- [DATA FOR THIS EXERCISE]
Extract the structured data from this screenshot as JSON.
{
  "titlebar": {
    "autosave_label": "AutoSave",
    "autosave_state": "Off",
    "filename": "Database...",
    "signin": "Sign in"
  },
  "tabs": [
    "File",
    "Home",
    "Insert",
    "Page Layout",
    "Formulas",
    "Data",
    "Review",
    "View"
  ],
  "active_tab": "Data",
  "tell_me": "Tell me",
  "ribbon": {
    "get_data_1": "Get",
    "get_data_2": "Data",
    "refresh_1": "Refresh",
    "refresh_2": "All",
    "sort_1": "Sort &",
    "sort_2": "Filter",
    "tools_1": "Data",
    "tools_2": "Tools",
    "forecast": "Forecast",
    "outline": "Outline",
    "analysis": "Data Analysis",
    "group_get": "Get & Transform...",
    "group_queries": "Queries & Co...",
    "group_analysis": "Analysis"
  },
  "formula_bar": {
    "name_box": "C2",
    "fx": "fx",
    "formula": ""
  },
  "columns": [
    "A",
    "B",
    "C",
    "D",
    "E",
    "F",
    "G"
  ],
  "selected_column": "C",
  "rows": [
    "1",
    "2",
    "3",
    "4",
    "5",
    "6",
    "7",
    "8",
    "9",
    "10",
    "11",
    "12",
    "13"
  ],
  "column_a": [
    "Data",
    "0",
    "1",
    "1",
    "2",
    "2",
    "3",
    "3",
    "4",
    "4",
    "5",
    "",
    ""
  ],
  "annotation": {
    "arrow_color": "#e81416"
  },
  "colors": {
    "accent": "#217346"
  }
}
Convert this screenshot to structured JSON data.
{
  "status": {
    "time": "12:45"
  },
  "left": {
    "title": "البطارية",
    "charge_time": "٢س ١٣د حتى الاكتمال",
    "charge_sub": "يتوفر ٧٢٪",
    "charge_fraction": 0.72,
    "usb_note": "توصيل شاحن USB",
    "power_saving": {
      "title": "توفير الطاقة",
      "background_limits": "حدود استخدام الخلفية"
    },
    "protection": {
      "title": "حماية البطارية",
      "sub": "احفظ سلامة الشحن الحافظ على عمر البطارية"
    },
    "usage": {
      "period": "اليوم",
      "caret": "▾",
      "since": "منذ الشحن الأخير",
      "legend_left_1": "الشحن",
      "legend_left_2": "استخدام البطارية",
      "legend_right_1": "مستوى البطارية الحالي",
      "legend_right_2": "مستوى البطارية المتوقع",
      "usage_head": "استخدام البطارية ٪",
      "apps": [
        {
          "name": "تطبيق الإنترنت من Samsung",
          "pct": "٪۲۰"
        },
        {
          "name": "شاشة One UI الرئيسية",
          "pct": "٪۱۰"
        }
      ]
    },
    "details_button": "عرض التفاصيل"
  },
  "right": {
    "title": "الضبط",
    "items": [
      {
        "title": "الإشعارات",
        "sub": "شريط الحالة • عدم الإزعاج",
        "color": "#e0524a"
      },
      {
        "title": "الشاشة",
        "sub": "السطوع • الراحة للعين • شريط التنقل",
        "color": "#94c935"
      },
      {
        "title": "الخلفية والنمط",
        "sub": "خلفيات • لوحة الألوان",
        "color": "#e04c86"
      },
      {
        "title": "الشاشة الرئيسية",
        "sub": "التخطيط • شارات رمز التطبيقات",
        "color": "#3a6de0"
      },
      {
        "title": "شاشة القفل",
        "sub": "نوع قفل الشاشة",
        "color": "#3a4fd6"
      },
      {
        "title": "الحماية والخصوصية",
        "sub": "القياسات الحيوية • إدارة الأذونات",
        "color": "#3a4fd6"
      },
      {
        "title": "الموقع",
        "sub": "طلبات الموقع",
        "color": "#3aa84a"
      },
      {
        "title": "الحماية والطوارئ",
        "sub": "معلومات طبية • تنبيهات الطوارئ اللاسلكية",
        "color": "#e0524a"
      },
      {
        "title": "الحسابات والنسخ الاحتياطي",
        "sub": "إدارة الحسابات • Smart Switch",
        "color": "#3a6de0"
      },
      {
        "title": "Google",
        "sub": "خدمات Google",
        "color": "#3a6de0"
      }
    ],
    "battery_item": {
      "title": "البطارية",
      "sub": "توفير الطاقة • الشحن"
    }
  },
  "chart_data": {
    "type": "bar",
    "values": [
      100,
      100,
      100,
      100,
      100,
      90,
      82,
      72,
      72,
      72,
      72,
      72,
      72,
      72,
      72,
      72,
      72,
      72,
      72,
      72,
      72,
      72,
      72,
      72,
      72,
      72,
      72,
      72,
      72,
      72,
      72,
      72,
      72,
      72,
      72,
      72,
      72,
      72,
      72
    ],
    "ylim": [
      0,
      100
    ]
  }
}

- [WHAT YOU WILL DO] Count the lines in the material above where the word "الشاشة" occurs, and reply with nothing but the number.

- [ANSWER BOX] 3